I would say that there is a common misapprehension between the concepts free will and choice. The ability to choose is determined by our experiences – when and where we were born, the culture we grew up in, our parents, DNA, hormones, brain networking's and so on. Any choice is bound by these circumstances and is purely dependent on the limited information our brain hold. Conversely, free will would necessitate some entity or vital source that is independent (free from) of our biological natures and able to effect outcomes. Naturally, no such entity has ever been found – only believed or assumed.
Posted by: Ron E. | December 12, 2022 at 07:43 AM
Free Will would imply that the individual can make a choice and perform an action without factors involving environment, circumstance, conditioning, the autonomic nervous system, other individuals' actions and the winds of change.
Life presents endless possibilities but it is the one you choose that will define the quality of your mind state in now-ness.
We all have the Freedom to Choose and make Choices …………………
Anything (physical, emotional, psychological, or any combination thereof) is possible but not all things are plausible.
Although, free will has been debunked within a neurological context, there still exists conscious choice and it is that conscious choice that will define the experience of your mind state that will affect what you think, say and do next.
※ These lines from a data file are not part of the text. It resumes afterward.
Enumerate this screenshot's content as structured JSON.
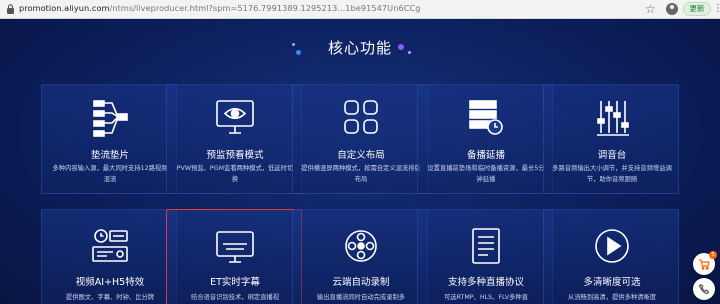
{
  "browser": {
    "url_host": "promotion.aliyun.com",
    "url_path": "/ntms/liveproducer.html?spm=5176.7991389.1295213...1be91547Un6CCg",
    "update_label": "更新"
  },
  "section": {
    "title": "核心功能"
  },
  "colors": {
    "background": "#0c1f5c",
    "accent": "#2f8cff",
    "highlight": "#e23a3a"
  },
  "cards": [
    {
      "title": "垫流垫片",
      "desc": "多种内容输入源，最大同时支持12路视频混流",
      "icon": "network-flow-icon"
    },
    {
      "title": "预监预看模式",
      "desc": "PVW预监、PGM监看两种模式，低延时切换",
      "icon": "monitor-eye-icon"
    },
    {
      "title": "自定义布局",
      "desc": "提供横竖屏两种模式，按需自定义混流排版布局",
      "icon": "grid-layout-icon"
    },
    {
      "title": "备播延播",
      "desc": "设置直播前垫场和临时备播资源，最长5分钟延播",
      "icon": "server-clock-icon"
    },
    {
      "title": "调音台",
      "desc": "多路音频输出大小调节，并支持音频增益调节，助你音频跟随",
      "icon": "mixer-sliders-icon"
    },
    {
      "title": "视频AI+H5特效",
      "desc": "提供图文、字幕、时钟、比分牌",
      "icon": "ai-effects-icon"
    },
    {
      "title": "ET实时字幕",
      "desc": "结合语音识别技术，绑定直播视",
      "icon": "subtitle-screen-icon"
    },
    {
      "title": "云端自动录制",
      "desc": "输出直播流同时自动完成录制多",
      "icon": "film-reel-icon"
    },
    {
      "title": "支持多种直播协议",
      "desc": "可选RTMP、HLS、FLV多种直",
      "icon": "document-protocol-icon"
    },
    {
      "title": "多清晰度可选",
      "desc": "从流畅到高清，提供多种清晰度",
      "icon": "play-circle-icon"
    }
  ],
  "side_buttons": [
    {
      "icon": "cart-icon",
      "badge": "5"
    },
    {
      "icon": "phone-icon"
    }
  ]
}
But conscious choice can only happen when you are paying attention and are aware and not simply reacting to sensory data input on the basis of conditioned habitual patterns, or in other words, living on auto-pilot.
Conscious awareness is the key to the alleviation or the eradication of the worrying mind.
Every human experience brings with it two choices. You can react in an unhelpful way and the mind will worry, or you can respond in a helpful way and the mind will be at peace with itself, others and the world around it.
If you think, speak and act on the basis of doing the least amount of physical, emotional or psychological harm to yourself, others and the world around you, the mind will not worry.
If you think, speak and act unkindly, the mind will worry.
There is value in having an Open Mind and engaging in some kind of Critical Thinking.
Posted by: Roger | December 12, 2022 at 09:57 AM
@ Ron E. [ free will would necessitate some entity or vital source that is independent (free from) of our biological natures and able to effect outcomes. Naturally, no such entity has ever been found – only believed or assumed. ]
Thousands of years of mystic practice suggest a different answer is
discoverable within. An answer that isn't merely believed or assumed
either but is knowable/provable by direct perception. Of course, these are
only words... hollow until experienced within. But the method is there. In
the mystic's case, a discipline of mindfulness/devotion to overcome the
distractive thought and imagery of the mind. A hard discipline too... far
more than what the usual hobbyist or religious part-timer will be willing to
invest. But IMO it's the only away to slip out of the smothering grasp of
the mind's dualism to see the truth.
Posted by: Dungeness | December 12, 2022 at 08:28 PM